YOUR TASK:
All entries must be returned precisely as they appear.

Element data from apps and pages

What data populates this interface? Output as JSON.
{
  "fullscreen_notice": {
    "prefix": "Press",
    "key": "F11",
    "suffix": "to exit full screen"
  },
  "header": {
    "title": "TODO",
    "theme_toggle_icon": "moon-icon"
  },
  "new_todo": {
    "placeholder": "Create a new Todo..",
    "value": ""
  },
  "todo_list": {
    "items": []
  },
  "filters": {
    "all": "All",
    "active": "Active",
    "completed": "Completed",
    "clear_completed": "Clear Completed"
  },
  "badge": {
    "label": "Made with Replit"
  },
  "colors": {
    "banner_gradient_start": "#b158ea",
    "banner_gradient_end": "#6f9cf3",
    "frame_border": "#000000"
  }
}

EXERCISE SOLUTION:
What data populates this interface? Output as JSON.
{
  "fullscreen_notice": {
    "prefix": "Press",
    "key": "F11",
    "suffix": "to exit full screen"
  },
  "header": {
    "title": "TODO",
    "theme_toggle_icon": "moon-icon"
  },
  "new_todo": {
    "placeholder": "Create a new Todo..",
    "value": ""
  },
  "todo_list": {
    "items": []
  },
  "filters": {
    "all": "All",
    "active": "Active",
    "completed": "Completed",
    "clear_completed": "Clear Completed"
  },
  "badge": {
    "label": "Made with Replit"
  },
  "colors": {
    "banner_gradient_start": "#b158ea",
    "banner_gradient_end": "#6f9cf3",
    "frame_border": "#000000"
  }
}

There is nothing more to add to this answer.